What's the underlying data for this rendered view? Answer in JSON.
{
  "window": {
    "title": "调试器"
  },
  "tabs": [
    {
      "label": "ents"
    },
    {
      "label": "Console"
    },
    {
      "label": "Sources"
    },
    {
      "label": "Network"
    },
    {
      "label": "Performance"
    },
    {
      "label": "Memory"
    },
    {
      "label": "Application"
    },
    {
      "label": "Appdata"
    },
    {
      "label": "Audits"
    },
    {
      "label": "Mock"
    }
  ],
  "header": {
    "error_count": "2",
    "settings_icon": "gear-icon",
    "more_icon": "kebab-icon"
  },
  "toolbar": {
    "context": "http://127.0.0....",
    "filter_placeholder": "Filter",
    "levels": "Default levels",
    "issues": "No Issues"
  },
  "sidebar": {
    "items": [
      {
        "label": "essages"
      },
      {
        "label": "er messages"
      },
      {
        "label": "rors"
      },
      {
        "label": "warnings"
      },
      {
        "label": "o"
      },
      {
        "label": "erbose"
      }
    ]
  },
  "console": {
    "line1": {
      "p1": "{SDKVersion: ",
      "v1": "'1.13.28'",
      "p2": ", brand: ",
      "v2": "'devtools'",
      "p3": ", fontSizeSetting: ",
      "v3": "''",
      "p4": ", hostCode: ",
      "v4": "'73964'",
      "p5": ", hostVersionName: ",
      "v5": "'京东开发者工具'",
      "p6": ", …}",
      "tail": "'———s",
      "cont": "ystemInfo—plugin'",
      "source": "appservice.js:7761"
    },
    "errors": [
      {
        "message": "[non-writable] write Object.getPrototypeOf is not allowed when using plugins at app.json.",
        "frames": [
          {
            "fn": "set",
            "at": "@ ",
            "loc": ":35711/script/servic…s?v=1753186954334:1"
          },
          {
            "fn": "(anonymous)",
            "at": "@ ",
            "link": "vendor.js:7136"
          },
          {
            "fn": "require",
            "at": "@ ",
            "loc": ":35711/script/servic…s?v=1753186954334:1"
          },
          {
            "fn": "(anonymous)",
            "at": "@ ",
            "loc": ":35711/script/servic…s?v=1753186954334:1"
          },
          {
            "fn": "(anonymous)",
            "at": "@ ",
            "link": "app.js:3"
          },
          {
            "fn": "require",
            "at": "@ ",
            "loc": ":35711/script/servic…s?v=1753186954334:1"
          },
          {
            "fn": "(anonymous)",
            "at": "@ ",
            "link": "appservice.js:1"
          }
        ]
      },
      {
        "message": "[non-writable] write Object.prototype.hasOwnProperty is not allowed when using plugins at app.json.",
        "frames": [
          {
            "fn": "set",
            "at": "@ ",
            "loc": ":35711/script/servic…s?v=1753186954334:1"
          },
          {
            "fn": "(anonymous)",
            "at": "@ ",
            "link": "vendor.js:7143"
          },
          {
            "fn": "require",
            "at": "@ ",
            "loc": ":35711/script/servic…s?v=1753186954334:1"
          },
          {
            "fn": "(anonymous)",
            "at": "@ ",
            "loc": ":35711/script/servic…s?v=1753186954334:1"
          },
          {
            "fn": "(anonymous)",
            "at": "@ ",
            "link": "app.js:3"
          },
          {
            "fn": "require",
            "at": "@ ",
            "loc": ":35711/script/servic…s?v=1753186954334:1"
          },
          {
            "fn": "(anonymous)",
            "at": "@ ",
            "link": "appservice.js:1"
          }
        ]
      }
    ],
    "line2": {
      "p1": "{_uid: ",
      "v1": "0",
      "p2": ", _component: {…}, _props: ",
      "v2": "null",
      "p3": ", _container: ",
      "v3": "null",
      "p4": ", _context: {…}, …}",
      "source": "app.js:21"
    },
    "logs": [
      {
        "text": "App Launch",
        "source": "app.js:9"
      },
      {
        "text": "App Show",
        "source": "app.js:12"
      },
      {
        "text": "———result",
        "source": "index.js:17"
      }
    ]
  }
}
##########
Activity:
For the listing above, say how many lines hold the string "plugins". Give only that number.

Result of the task:
2